‘For me, it just speaks to us making art the vehicle for the bigger social changes that are happening within our small communities ... It’s about communities being given something to celebrate rather than constantly being barraged with this news of drought and death and decay. So it’s bigger than the art, for us. And it’s always been bigger than the art ... For us the process that goes into a project over two or three years is about uniting those communities and making sure those young people are given opportunities they otherwise wouldn’t get.’
LOOKING TO THE FUTURE
A 30th anniversary is a major landmark for any small to medium arts organisation – especially one like Outback Theatre, which was one of 10 youth arts companies to lose their Australia Council funding in December 2015 following the Brandis cuts.
‘I think for anything out here, surviving for 30 years is a miracle, least of all an arts organisation.

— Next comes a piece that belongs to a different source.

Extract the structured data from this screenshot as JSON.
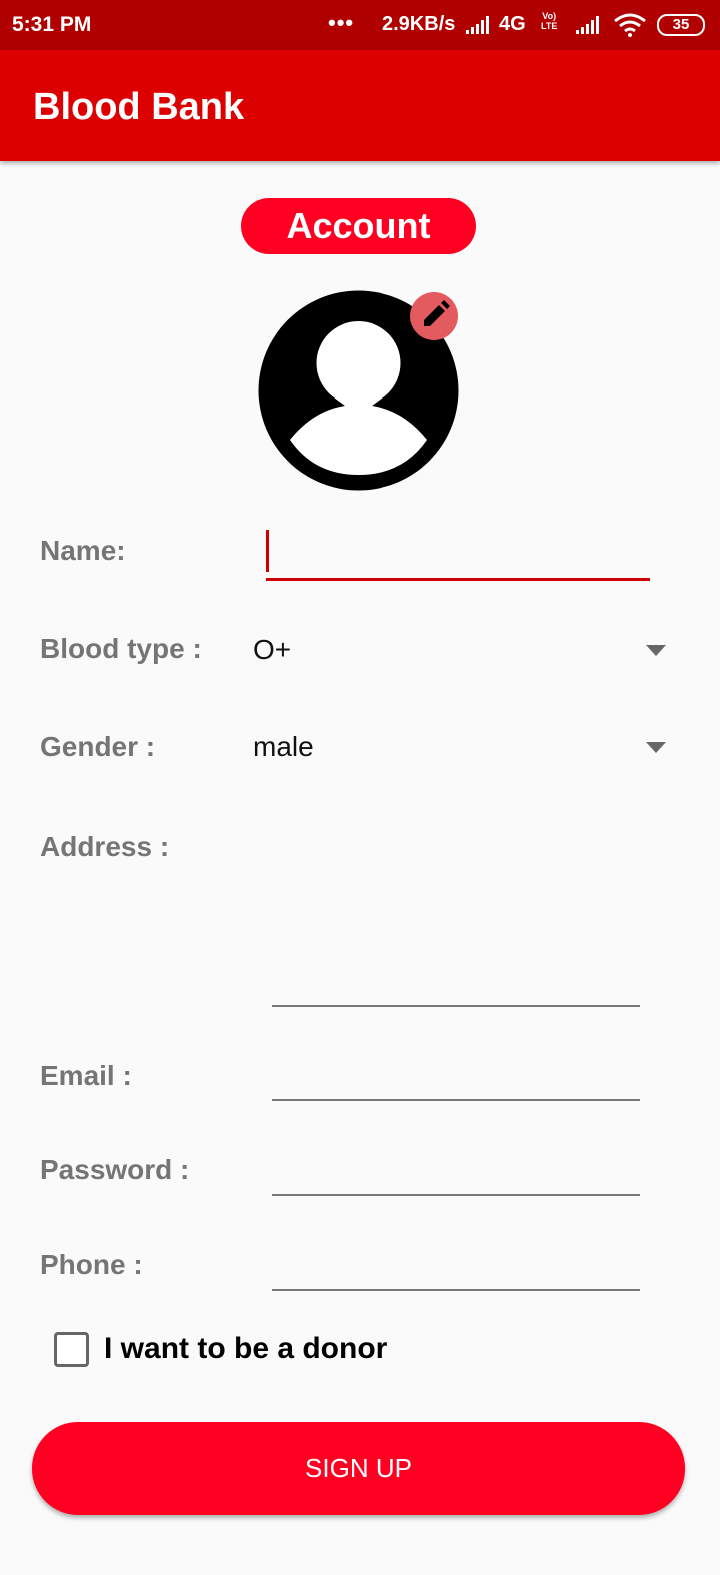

It’s been amazing looking back at our archives from the beginning and seeing the sort of ground we cover and seeing the people we work with. Some of them are still engaged with the company – and so are their children. And that, I think, just speaks to the really in depth community engagement we have and have had for the whole 30 years.’
So what does the future look like for Outback Theatre?
‘I think for us, the future looks like staying really true to our communities. That’s a really important way of operating and that’s how we’ve survived these last 30 years. We’re marching to the beat of a different drum out here, based on where we are geographically, and also what’s being asked of us by our communities.
‘And as I said before, I think the reason we’ve survived for 30 years is because we are really good at listening to what our communities want and what they need from us, and we’re a responsive, adaptive organisation because of that. I think that’s what our strength is built on, and I don’t see that changing for the next 30 years.’
Learn more about Outback Theatre for Young People.